(Records from a dataset)
▶

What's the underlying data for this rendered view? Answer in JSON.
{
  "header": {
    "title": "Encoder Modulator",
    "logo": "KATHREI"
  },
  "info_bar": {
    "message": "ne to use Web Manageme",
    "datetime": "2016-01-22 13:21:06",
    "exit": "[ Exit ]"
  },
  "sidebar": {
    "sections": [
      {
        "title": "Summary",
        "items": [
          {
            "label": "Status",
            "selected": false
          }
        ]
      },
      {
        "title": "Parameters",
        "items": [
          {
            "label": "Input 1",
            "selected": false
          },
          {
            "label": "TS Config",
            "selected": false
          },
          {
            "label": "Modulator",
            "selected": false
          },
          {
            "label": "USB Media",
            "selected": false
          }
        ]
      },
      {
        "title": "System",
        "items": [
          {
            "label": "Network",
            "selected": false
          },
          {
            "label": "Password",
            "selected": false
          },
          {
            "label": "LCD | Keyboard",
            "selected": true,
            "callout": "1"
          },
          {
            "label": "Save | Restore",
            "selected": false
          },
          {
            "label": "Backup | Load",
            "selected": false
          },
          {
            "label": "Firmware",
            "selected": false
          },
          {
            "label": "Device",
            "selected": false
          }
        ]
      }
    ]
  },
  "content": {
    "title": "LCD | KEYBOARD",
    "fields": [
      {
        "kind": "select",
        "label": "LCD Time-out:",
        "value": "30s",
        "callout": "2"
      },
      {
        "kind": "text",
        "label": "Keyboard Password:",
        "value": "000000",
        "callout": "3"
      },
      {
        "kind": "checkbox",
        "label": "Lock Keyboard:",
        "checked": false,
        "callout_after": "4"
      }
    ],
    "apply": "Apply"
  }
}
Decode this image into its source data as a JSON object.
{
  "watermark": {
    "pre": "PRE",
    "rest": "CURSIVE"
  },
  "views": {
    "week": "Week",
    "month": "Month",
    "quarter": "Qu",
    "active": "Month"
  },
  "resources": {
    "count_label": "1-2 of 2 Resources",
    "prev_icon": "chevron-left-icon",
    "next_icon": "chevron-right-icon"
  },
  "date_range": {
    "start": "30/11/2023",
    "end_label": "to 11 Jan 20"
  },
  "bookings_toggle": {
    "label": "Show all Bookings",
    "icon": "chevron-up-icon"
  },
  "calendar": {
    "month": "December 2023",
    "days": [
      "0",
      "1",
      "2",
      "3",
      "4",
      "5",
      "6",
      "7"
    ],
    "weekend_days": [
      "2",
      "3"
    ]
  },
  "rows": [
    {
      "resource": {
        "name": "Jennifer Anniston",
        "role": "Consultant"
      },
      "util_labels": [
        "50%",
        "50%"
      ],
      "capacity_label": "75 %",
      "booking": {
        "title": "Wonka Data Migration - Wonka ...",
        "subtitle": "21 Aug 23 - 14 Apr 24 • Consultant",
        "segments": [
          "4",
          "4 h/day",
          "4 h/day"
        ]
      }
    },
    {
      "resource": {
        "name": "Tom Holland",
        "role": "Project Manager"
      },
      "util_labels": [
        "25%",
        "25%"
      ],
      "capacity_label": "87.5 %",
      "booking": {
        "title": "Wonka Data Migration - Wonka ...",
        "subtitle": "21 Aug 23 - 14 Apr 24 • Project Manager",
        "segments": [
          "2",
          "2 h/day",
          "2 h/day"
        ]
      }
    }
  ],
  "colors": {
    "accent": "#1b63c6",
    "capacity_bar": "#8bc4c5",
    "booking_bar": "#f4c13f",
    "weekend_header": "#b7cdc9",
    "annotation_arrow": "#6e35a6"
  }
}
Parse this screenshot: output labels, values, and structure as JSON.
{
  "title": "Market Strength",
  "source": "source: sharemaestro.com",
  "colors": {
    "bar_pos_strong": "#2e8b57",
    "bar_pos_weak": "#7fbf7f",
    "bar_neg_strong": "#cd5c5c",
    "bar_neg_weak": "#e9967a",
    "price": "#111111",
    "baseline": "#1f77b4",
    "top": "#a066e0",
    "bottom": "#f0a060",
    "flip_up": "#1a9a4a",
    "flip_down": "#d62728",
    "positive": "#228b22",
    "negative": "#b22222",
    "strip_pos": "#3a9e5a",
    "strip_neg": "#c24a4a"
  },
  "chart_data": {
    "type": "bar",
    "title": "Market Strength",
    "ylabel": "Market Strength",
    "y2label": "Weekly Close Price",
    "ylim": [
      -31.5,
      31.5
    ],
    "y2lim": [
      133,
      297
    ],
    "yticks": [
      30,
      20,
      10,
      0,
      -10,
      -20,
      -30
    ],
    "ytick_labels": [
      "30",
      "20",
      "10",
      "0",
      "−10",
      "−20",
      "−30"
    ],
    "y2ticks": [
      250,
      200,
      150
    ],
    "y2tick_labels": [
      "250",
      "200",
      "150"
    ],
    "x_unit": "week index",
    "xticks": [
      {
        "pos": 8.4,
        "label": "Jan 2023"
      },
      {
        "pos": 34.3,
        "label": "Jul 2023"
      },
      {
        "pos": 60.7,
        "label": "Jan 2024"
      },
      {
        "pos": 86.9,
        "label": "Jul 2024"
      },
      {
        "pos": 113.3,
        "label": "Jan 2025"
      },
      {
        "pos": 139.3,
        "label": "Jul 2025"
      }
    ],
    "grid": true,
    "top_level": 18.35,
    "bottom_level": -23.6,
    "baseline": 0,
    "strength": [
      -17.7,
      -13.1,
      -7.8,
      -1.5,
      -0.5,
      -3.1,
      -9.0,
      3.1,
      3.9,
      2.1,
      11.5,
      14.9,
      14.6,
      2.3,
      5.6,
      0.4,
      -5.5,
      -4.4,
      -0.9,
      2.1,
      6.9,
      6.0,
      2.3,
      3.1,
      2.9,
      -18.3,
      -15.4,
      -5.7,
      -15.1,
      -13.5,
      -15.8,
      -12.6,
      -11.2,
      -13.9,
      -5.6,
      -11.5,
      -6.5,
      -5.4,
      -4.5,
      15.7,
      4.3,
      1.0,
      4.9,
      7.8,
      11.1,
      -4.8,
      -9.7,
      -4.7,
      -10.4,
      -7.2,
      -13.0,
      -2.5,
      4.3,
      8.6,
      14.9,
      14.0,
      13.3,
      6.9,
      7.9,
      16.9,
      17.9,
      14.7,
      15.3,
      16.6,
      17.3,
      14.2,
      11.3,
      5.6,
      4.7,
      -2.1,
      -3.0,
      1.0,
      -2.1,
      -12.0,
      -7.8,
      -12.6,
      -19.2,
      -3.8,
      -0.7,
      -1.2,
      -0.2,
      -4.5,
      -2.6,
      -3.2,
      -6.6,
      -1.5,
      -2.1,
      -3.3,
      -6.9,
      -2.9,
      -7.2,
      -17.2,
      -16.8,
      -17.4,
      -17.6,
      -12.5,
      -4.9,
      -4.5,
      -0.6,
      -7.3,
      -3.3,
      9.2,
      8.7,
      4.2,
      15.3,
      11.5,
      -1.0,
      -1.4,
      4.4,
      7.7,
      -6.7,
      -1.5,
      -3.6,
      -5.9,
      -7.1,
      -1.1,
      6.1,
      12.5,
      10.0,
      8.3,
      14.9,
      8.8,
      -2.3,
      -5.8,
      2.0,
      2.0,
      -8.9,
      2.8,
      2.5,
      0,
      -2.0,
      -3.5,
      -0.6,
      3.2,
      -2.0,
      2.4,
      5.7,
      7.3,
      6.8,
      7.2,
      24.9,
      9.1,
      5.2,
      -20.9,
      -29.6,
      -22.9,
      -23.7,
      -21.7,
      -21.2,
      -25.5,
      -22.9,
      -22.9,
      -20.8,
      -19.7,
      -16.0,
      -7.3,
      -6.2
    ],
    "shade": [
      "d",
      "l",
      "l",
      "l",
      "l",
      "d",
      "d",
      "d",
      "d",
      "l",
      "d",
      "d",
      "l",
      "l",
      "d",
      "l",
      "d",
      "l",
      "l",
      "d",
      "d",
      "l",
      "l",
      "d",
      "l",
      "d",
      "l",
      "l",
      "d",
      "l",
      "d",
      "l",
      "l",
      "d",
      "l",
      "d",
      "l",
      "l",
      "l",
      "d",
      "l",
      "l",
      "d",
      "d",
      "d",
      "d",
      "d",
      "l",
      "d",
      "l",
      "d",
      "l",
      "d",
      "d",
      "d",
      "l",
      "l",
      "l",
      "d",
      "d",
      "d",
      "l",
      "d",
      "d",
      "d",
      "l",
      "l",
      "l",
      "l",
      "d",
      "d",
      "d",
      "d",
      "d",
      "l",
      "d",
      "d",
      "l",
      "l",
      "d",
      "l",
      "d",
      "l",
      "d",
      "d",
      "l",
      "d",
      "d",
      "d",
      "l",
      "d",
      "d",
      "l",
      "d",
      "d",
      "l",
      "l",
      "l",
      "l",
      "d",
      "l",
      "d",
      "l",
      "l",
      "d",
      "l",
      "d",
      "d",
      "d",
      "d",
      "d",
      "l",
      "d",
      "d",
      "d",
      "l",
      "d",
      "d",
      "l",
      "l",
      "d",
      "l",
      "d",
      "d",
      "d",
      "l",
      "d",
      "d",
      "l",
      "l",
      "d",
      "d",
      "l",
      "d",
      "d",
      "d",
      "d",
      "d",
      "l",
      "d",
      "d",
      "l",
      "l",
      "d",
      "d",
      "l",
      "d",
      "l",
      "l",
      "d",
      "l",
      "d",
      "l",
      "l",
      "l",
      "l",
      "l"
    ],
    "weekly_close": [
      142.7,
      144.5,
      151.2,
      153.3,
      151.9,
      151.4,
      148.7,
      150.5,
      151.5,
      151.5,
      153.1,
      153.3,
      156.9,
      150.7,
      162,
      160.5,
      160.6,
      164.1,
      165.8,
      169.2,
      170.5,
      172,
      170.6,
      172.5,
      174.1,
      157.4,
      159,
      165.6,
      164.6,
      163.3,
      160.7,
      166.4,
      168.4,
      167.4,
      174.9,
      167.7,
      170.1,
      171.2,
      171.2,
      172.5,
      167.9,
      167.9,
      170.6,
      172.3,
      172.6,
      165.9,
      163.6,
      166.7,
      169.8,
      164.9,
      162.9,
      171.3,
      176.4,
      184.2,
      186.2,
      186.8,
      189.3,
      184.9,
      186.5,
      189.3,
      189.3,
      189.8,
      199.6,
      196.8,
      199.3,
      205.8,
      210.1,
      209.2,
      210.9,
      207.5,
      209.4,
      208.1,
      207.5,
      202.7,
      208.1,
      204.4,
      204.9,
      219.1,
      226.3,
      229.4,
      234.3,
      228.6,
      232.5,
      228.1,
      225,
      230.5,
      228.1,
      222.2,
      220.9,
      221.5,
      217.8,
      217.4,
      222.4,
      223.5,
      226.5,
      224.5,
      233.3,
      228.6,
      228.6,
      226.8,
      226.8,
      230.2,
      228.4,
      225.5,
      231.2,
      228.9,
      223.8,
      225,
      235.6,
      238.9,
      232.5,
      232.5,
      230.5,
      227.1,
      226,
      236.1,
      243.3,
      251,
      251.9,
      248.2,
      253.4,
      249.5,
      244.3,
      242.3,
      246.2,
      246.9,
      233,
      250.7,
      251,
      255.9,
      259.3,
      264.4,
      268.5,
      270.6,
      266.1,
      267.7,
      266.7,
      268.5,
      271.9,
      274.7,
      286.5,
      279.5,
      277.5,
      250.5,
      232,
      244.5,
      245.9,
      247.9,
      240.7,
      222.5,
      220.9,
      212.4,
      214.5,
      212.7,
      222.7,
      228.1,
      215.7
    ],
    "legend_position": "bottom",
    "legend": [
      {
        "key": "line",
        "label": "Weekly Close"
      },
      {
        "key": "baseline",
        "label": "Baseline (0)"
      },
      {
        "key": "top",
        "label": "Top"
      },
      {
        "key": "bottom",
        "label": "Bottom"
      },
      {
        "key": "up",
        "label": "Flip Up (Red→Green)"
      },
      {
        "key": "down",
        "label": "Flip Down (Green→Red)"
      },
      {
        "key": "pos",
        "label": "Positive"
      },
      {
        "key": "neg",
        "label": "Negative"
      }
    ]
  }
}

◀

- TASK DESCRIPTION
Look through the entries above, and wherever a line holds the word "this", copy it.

- TASK RESPONSE
What's the underlying data for this rendered view? Answer in JSON.
Decode this image into its source data as a JSON object.
Parse this screenshot: output labels, values, and structure as JSON.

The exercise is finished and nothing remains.